Dataset entries:
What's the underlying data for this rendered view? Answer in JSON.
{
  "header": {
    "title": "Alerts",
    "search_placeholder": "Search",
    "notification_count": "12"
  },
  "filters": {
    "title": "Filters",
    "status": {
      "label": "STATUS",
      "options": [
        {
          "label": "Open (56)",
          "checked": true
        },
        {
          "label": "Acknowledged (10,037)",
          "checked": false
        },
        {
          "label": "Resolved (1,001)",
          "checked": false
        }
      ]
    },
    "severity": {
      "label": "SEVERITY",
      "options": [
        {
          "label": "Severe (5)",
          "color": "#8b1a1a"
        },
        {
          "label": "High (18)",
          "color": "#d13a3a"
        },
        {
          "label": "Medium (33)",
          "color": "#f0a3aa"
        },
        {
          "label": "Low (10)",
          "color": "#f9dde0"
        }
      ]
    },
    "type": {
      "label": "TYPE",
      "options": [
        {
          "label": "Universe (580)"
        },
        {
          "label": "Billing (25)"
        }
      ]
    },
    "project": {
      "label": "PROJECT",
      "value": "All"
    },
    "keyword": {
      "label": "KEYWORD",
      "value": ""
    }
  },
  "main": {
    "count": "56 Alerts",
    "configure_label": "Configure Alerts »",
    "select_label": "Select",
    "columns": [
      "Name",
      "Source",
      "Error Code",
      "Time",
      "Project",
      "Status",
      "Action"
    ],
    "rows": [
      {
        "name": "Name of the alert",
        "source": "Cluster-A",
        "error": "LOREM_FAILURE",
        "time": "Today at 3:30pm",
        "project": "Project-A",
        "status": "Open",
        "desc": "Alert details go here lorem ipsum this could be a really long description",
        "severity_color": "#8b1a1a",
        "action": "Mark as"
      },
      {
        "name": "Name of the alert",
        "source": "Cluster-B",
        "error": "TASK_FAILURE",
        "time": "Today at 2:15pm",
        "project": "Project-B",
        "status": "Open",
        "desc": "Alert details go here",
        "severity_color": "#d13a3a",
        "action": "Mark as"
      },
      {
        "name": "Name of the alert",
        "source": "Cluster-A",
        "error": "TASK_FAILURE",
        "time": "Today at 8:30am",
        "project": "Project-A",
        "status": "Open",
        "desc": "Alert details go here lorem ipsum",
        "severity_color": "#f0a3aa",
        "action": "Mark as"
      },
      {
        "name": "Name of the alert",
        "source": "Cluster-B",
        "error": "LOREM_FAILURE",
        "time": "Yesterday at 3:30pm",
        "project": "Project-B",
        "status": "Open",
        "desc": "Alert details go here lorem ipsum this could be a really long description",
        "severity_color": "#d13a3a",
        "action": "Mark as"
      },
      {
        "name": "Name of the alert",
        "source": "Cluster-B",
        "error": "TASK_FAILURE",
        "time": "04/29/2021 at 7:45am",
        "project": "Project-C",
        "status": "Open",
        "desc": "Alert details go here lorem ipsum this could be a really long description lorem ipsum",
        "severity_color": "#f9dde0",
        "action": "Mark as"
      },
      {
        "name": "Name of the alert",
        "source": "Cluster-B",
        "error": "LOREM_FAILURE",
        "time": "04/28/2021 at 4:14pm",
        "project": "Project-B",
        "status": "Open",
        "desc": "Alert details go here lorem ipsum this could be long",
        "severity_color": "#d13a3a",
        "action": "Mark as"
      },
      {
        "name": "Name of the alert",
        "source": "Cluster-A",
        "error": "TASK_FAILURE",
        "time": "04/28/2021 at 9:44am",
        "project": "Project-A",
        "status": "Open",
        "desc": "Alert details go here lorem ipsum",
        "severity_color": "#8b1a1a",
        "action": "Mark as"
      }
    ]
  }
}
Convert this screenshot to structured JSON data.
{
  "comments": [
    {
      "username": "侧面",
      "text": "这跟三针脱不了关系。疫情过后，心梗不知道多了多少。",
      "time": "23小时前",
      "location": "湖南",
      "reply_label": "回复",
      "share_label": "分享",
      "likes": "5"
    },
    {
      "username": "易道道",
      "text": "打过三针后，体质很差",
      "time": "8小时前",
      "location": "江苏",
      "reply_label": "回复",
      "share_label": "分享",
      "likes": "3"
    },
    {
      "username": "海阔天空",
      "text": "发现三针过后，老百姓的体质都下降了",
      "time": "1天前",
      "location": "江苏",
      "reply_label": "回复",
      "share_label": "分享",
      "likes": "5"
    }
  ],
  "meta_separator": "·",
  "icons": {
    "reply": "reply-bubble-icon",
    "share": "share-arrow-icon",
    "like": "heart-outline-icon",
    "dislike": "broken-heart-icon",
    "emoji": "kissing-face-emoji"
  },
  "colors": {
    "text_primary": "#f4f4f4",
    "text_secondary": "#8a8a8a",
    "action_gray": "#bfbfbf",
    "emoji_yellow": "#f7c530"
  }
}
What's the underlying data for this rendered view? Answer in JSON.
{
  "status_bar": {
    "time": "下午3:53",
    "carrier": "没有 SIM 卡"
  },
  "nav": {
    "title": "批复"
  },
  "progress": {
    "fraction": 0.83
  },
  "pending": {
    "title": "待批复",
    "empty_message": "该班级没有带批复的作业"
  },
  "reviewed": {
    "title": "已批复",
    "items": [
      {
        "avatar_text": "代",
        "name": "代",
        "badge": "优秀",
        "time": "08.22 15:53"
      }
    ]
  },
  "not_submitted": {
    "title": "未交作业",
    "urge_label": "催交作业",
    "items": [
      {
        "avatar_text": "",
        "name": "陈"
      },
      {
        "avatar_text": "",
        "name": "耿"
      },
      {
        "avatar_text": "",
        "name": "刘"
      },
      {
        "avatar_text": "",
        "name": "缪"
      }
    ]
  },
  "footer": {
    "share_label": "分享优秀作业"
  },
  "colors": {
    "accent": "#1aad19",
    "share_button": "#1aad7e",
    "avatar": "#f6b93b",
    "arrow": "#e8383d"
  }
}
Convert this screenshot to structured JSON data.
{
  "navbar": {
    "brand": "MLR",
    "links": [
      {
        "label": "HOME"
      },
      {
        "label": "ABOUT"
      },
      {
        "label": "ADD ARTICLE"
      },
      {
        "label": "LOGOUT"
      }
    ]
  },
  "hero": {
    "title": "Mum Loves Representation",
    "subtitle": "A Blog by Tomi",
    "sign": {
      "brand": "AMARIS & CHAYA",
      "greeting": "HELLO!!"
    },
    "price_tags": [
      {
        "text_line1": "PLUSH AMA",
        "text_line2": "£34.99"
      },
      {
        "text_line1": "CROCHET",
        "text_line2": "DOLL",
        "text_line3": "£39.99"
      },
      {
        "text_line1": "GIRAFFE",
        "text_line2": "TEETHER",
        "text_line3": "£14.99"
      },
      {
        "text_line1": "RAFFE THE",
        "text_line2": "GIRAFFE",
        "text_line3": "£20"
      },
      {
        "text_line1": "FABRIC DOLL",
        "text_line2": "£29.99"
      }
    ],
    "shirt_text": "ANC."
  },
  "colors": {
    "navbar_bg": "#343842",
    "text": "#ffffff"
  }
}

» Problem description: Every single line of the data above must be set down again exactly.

» The completed task:
What's the underlying data for this rendered view? Answer in JSON.
{
  "header": {
    "title": "Alerts",
    "search_placeholder": "Search",
    "notification_count": "12"
  },
  "filters": {
    "title": "Filters",
    "status": {
      "label": "STATUS",
      "options": [
        {
          "label": "Open (56)",
          "checked": true
        },
        {
          "label": "Acknowledged (10,037)",
          "checked": false
        },
        {
          "label": "Resolved (1,001)",
          "checked": false
        }
      ]
    },
    "severity": {
      "label": "SEVERITY",
      "options": [
        {
          "label": "Severe (5)",
          "color": "#8b1a1a"
        },
        {
          "label": "High (18)",
          "color": "#d13a3a"
        },
        {
          "label": "Medium (33)",
          "color": "#f0a3aa"
        },
        {
          "label": "Low (10)",
          "color": "#f9dde0"
        }
      ]
    },
    "type": {
      "label": "TYPE",
      "options": [
        {
          "label": "Universe (580)"
        },
        {
          "label": "Billing (25)"
        }
      ]
    },
    "project": {
      "label": "PROJECT",
      "value": "All"
    },
    "keyword": {
      "label": "KEYWORD",
      "value": ""
    }
  },
  "main": {
    "count": "56 Alerts",
    "configure_label": "Configure Alerts »",
    "select_label": "Select",
    "columns": [
      "Name",
      "Source",
      "Error Code",
      "Time",
      "Project",
      "Status",
      "Action"
    ],
    "rows": [
      {
        "name": "Name of the alert",
        "source": "Cluster-A",
        "error": "LOREM_FAILURE",
        "time": "Today at 3:30pm",
        "project": "Project-A",
        "status": "Open",
        "desc": "Alert details go here lorem ipsum this could be a really long description",
        "severity_color": "#8b1a1a",
        "action": "Mark as"
      },
      {
        "name": "Name of the alert",
        "source": "Cluster-B",
        "error": "TASK_FAILURE",
        "time": "Today at 2:15pm",
        "project": "Project-B",
        "status": "Open",
        "desc": "Alert details go here",
        "severity_color": "#d13a3a",
        "action": "Mark as"
      },
      {
        "name": "Name of the alert",
        "source": "Cluster-A",
        "error": "TASK_FAILURE",
        "time": "Today at 8:30am",
        "project": "Project-A",
        "status": "Open",
        "desc": "Alert details go here lorem ipsum",
        "severity_color": "#f0a3aa",
        "action": "Mark as"
      },
      {
        "name": "Name of the alert",
        "source": "Cluster-B",
        "error": "LOREM_FAILURE",
        "time": "Yesterday at 3:30pm",
        "project": "Project-B",
        "status": "Open",
        "desc": "Alert details go here lorem ipsum this could be a really long description",
        "severity_color": "#d13a3a",
        "action": "Mark as"
      },
      {
        "name": "Name of the alert",
        "source": "Cluster-B",
        "error": "TASK_FAILURE",
        "time": "04/29/2021 at 7:45am",
        "project": "Project-C",
        "status": "Open",
        "desc": "Alert details go here lorem ipsum this could be a really long description lorem ipsum",
        "severity_color": "#f9dde0",
        "action": "Mark as"
      },
      {
        "name": "Name of the alert",
        "source": "Cluster-B",
        "error": "LOREM_FAILURE",
        "time": "04/28/2021 at 4:14pm",
        "project": "Project-B",
        "status": "Open",
        "desc": "Alert details go here lorem ipsum this could be long",
        "severity_color": "#d13a3a",
        "action": "Mark as"
      },
      {
        "name": "Name of the alert",
        "source": "Cluster-A",
        "error": "TASK_FAILURE",
        "time": "04/28/2021 at 9:44am",
        "project": "Project-A",
        "status": "Open",
        "desc": "Alert details go here lorem ipsum",
        "severity_color": "#8b1a1a",
        "action": "Mark as"
      }
    ]
  }
}
Convert this screenshot to structured JSON data.
{
  "comments": [
    {
      "username": "侧面",
      "text": "这跟三针脱不了关系。疫情过后，心梗不知道多了多少。",
      "time": "23小时前",
      "location": "湖南",
      "reply_label": "回复",
      "share_label": "分享",
      "likes": "5"
    },
    {
      "username": "易道道",
      "text": "打过三针后，体质很差",
      "time": "8小时前",
      "location": "江苏",
      "reply_label": "回复",
      "share_label": "分享",
      "likes": "3"
    },
    {
      "username": "海阔天空",
      "text": "发现三针过后，老百姓的体质都下降了",
      "time": "1天前",
      "location": "江苏",
      "reply_label": "回复",
      "share_label": "分享",
      "likes": "5"
    }
  ],
  "meta_separator": "·",
  "icons": {
    "reply": "reply-bubble-icon",
    "share": "share-arrow-icon",
    "like": "heart-outline-icon",
    "dislike": "broken-heart-icon",
    "emoji": "kissing-face-emoji"
  },
  "colors": {
    "text_primary": "#f4f4f4",
    "text_secondary": "#8a8a8a",
    "action_gray": "#bfbfbf",
    "emoji_yellow": "#f7c530"
  }
}
What's the underlying data for this rendered view? Answer in JSON.
{
  "status_bar": {
    "time": "下午3:53",
    "carrier": "没有 SIM 卡"
  },
  "nav": {
    "title": "批复"
  },
  "progress": {
    "fraction": 0.83
  },
  "pending": {
    "title": "待批复",
    "empty_message": "该班级没有带批复的作业"
  },
  "reviewed": {
    "title": "已批复",
    "items": [
      {
        "avatar_text": "代",
        "name": "代",
        "badge": "优秀",
        "time": "08.22 15:53"
      }
    ]
  },
  "not_submitted": {
    "title": "未交作业",
    "urge_label": "催交作业",
    "items": [
      {
        "avatar_text": "",
        "name": "陈"
      },
      {
        "avatar_text": "",
        "name": "耿"
      },
      {
        "avatar_text": "",
        "name": "刘"
      },
      {
        "avatar_text": "",
        "name": "缪"
      }
    ]
  },
  "footer": {
    "share_label": "分享优秀作业"
  },
  "colors": {
    "accent": "#1aad19",
    "share_button": "#1aad7e",
    "avatar": "#f6b93b",
    "arrow": "#e8383d"
  }
}
Convert this screenshot to structured JSON data.
{
  "navbar": {
    "brand": "MLR",
    "links": [
      {
        "label": "HOME"
      },
      {
        "label": "ABOUT"
      },
      {
        "label": "ADD ARTICLE"
      },
      {
        "label": "LOGOUT"
      }
    ]
  },
  "hero": {
    "title": "Mum Loves Representation",
    "subtitle": "A Blog by Tomi",
    "sign": {
      "brand": "AMARIS & CHAYA",
      "greeting": "HELLO!!"
    },
    "price_tags": [
      {
        "text_line1": "PLUSH AMA",
        "text_line2": "£34.99"
      },
      {
        "text_line1": "CROCHET",
        "text_line2": "DOLL",
        "text_line3": "£39.99"
      },
      {
        "text_line1": "GIRAFFE",
        "text_line2": "TEETHER",
        "text_line3": "£14.99"
      },
      {
        "text_line1": "RAFFE THE",
        "text_line2": "GIRAFFE",
        "text_line3": "£20"
      },
      {
        "text_line1": "FABRIC DOLL",
        "text_line2": "£29.99"
      }
    ],
    "shirt_text": "ANC."
  },
  "colors": {
    "navbar_bg": "#343842",
    "text": "#ffffff"
  }
}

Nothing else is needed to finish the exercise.